Wednesday, October 24, 2012

breastfeeding > childbirth

How we have survived as a species this long is beyond me. We emerge into the world hairless, unable to walk or feed ourselves, completely dependent upon parents who have neither sharp talons nor speedy gait to protect us. Human childbirth in and of itself is dangerous, considering our upright posture makes our hips too narrow to birth our enormous brains without considerable pain and risk. But for me, childbirth pales in comparison to sustaining our lives beyond the womb.

I've managed a domestic violence shelter and answered a suicide hotline. One time, I kicked a nail while walking barefoot, then walked another mile and a half back to our house while my shoe filled up with blood because I didn't want Mitch to think I was a wimp. But nothing has reduced my stoic, unfeeling face to tears more often than watching my hungry baby scream and thrash at my bosom while I calmly try to explain that if she would just latch, the hunger would go away. Mommy would stop crying, and all would be right in the world.

But unfortunately, human babies are born not knowing how to latch onto their mother's breast. It is something that must be learned. They come out knowing how to suck, bite, nosh, and chew, but not latch. This also means that your baby can not eat. One would think that evolution would have prepared us to at least eat upon entering the world, but evolution has failed us miserably in this area. Thankfully, technological advancement has given us many implements and procedures to counteract natural selection. To simply feed my darling Dot, we tried tubes and syringes, several different bottles and formula. I pumped the crap out of my boobs. We have a Boppy and a My Breast Friend. We even altered my daughter's flawless, perfect little body by consenting to a frenotomy. We were advised to have her upper lip cut as well, but have decided against further procedures for now. We consulted three different pediatricians, two lactation consultants, our doula, and at least half a dozen nurses. I have googled "nipples" more times than I care to count.

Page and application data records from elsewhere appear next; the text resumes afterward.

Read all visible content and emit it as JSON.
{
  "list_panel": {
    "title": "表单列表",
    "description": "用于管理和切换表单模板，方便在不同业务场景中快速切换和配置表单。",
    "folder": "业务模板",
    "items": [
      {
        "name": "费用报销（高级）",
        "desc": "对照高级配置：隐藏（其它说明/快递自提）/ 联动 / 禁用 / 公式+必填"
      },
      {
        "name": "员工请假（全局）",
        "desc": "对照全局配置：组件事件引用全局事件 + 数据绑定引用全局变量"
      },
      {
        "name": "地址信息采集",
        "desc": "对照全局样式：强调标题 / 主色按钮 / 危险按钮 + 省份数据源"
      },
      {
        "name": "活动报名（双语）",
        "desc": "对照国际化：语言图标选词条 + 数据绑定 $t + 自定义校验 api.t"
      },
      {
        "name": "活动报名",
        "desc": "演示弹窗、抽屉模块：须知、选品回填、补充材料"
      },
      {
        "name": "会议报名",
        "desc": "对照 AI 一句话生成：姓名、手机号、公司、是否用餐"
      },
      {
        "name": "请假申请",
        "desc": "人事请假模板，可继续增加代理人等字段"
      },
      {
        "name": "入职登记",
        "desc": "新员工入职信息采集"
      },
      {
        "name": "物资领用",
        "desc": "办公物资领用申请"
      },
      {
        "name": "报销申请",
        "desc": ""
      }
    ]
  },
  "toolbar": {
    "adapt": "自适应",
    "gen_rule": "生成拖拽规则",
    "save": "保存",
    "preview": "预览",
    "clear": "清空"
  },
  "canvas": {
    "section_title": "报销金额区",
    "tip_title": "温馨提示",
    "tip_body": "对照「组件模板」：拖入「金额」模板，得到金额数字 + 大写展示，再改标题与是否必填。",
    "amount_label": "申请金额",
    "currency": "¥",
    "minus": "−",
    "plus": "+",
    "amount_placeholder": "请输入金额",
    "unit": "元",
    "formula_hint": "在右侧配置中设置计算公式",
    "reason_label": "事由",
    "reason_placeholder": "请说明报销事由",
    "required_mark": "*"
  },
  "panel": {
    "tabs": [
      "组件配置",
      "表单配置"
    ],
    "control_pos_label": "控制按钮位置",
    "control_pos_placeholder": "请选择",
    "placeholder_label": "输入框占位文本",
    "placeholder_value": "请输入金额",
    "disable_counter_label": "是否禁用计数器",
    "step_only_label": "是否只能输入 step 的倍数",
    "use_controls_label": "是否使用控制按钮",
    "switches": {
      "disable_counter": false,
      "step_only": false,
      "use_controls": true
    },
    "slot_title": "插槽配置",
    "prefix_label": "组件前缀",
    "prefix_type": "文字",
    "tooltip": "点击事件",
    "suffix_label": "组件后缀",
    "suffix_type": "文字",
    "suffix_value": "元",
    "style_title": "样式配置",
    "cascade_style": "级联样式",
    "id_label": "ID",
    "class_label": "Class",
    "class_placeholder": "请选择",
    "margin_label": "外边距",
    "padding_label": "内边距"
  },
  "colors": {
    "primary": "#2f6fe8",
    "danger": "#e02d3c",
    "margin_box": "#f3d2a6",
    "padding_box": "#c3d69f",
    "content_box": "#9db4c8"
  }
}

And finally, as of Sunday, we were exclusively nursing. It was toe-curlingly painful and required nine hands to get started, but we were nursing nonetheless. And despite all the crying and consulting fees and implements, it is one of the most liberating things I have ever done. I consider myself immensely lucky to have even established it in the first two weeks, and to have access to so much help and support. And Mitch considers himself lucky to have a wife who walks around topless most of the day.
boob coma


  1. Oh man - I had so much trouble breast feeding. I would cry, I would yell, I would pull my hair out in anguish but apparently that did not make my nipples more appealing to my children. Latching was impossible.

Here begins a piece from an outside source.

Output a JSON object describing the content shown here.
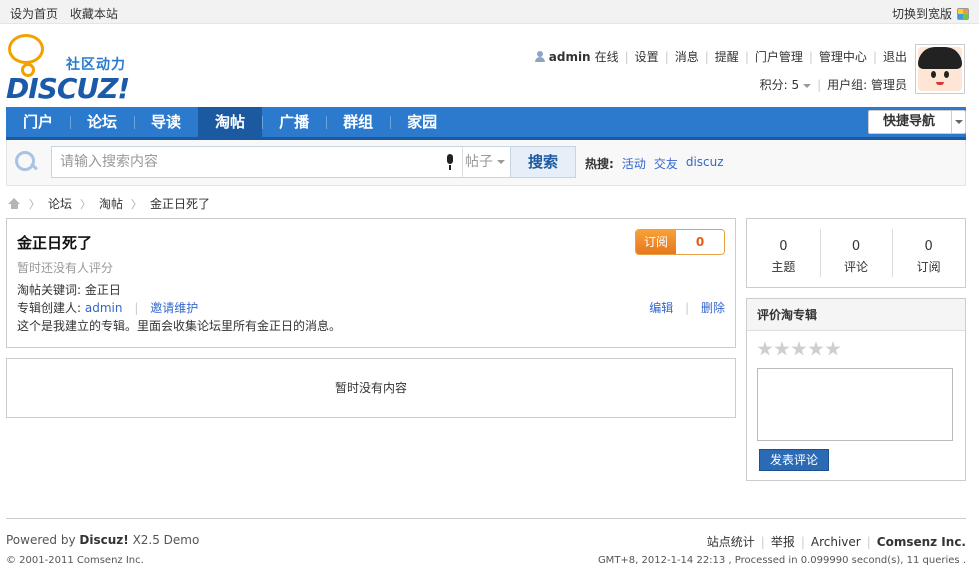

    I felt inept. I would look at other mothers who did it so naturally and would just be in awe. Like - this is something I am supposed to just get, right? women all over the world, for centuries have done it. What the hell was my problem.

    I still have a complex about it. It is something that makes me sad that I couldn't keep it up for very long with either of my two children.

    Glad you got through the hard stuff and are doing it!

  2. Oh friend, I can't even count the number of times I have fantasized about quitting (at least three times a night when I'm jarred awake by a screaming, ravenous baby). I can't give side-eye to anyone who formula-feeds. I get it.